Your assignment: Check every line of the entries below for "time", and copy the lines that have it.

Dataset rows describing interfaces:
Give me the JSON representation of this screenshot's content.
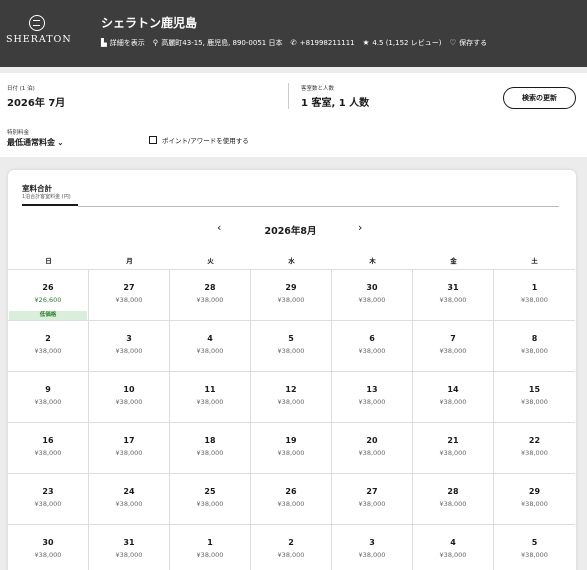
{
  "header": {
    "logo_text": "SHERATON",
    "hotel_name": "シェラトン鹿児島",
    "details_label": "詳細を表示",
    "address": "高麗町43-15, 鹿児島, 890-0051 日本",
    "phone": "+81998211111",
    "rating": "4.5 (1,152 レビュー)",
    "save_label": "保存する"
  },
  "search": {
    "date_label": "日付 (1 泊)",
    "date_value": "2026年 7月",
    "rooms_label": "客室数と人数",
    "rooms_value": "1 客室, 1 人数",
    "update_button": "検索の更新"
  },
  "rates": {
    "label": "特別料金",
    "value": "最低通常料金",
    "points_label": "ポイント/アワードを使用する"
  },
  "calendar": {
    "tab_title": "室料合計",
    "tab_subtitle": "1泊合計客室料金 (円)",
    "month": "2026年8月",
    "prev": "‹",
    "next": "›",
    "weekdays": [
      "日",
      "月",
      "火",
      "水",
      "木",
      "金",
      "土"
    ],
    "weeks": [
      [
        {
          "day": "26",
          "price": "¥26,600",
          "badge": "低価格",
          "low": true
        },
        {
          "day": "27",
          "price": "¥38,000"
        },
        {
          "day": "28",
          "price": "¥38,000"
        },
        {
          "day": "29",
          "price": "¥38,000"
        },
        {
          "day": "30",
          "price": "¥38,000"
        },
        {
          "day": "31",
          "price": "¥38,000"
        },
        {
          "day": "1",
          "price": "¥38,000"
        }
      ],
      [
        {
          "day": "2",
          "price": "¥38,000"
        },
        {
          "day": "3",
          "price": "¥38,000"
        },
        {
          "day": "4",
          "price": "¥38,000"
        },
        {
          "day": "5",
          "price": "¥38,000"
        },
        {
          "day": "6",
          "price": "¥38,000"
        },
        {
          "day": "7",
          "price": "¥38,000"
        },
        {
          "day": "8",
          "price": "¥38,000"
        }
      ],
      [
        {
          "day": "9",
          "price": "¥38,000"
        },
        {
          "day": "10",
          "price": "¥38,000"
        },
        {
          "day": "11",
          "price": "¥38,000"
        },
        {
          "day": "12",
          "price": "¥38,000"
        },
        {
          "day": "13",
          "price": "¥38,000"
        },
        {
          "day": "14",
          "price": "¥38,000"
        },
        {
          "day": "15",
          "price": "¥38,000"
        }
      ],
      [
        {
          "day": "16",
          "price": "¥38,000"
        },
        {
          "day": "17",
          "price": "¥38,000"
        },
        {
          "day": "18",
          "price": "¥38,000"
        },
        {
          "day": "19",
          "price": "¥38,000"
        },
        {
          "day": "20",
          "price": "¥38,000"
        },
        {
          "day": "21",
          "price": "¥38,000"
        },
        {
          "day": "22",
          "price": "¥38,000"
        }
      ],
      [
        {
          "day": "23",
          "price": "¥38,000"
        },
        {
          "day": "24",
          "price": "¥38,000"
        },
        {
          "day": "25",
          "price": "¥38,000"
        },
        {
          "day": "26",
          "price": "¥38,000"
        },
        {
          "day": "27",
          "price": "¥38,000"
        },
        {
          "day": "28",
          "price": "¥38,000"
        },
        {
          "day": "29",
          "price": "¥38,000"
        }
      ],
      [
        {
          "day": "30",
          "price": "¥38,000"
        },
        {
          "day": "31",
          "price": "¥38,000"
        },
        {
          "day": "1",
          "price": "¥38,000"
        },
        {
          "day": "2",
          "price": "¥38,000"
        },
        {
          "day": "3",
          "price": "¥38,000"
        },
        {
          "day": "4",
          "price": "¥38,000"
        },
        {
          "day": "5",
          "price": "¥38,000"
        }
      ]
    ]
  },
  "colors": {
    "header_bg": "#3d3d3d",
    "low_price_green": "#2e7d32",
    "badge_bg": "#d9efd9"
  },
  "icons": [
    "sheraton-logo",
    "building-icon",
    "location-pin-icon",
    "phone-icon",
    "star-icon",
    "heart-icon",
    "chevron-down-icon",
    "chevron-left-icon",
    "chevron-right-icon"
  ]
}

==

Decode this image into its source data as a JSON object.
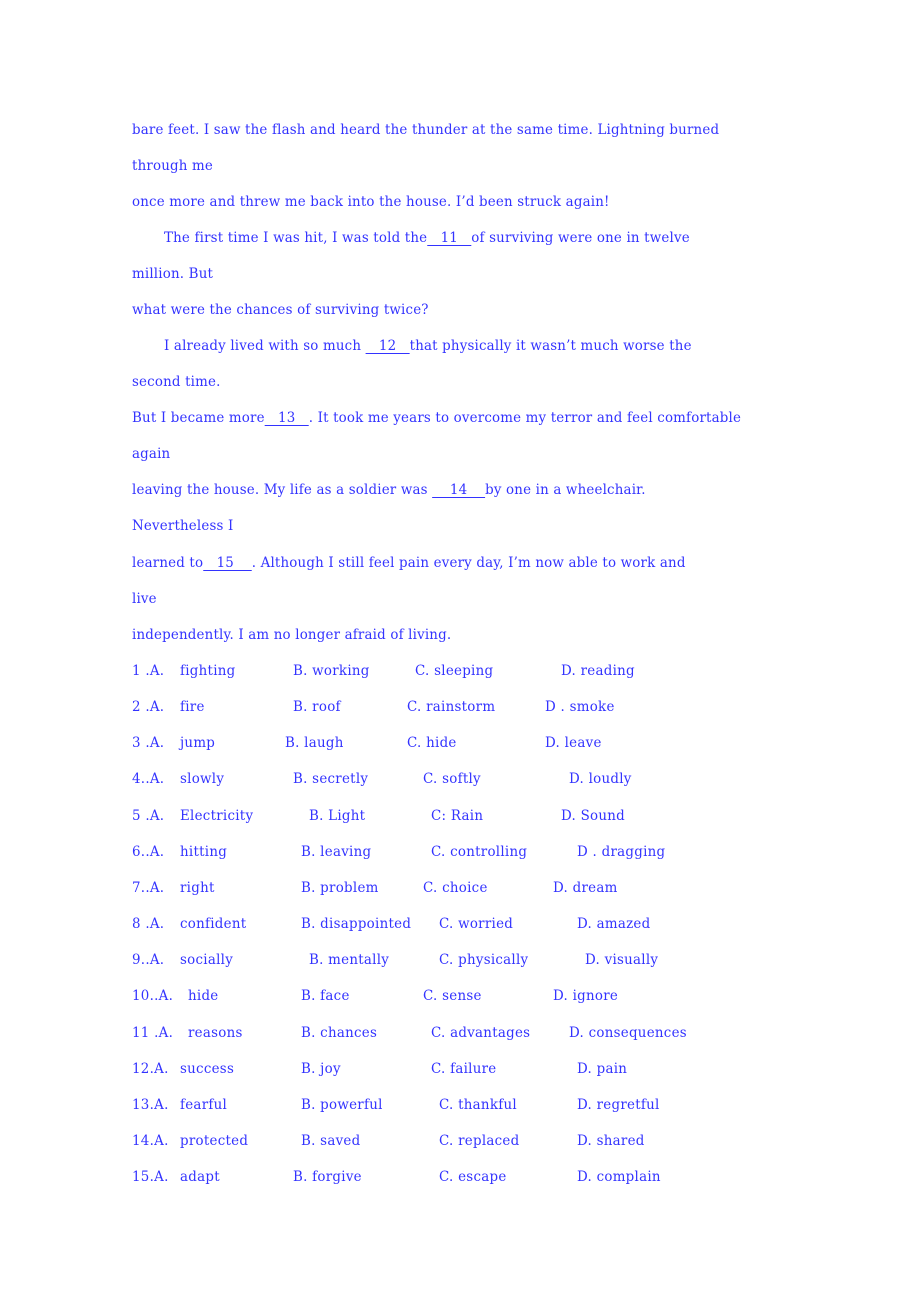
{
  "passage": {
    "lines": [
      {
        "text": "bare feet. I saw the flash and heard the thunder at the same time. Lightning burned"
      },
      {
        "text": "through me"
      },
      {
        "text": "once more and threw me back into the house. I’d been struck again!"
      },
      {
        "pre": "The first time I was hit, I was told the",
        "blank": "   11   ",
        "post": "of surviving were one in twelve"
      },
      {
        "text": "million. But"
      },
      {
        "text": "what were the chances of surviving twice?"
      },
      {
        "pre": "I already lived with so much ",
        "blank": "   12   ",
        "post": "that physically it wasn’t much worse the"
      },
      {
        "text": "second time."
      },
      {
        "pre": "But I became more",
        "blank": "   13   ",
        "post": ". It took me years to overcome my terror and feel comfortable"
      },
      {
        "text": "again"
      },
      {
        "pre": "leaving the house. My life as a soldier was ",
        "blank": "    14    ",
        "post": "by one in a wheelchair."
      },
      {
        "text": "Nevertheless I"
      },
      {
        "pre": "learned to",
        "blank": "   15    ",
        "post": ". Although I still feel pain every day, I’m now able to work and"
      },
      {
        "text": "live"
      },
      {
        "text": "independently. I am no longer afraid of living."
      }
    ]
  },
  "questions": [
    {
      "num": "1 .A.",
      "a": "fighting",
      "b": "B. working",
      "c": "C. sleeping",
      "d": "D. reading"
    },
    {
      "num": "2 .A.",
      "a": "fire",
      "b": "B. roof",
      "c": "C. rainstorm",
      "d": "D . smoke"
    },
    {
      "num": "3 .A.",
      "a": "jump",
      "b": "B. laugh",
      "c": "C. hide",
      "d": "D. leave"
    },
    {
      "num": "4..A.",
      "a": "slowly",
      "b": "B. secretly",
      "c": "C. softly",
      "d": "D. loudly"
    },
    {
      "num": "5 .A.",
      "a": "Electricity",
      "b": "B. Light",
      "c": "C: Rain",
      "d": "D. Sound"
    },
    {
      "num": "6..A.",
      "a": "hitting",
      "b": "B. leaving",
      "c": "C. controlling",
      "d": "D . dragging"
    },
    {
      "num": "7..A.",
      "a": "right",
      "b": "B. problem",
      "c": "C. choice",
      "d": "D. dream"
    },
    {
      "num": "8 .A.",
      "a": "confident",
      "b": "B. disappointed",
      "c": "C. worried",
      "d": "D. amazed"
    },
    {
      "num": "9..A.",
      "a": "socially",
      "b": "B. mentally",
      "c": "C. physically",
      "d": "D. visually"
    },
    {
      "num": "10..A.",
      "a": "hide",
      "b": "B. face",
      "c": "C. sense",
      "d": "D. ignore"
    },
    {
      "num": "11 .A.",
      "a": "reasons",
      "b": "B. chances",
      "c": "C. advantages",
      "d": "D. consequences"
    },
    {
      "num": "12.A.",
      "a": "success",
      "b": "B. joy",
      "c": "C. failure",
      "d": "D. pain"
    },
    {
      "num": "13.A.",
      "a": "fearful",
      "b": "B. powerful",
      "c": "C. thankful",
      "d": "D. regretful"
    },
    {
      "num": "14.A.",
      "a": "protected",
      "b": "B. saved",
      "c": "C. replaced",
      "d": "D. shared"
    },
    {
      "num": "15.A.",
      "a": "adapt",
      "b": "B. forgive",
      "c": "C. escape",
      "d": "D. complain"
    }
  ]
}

Problem solution:
        "text": "bare feet. I saw the flash and heard the thunder at the same time. Lightning burned"
        "pre": "The first time I was hit, I was told the",
        "text": "second time."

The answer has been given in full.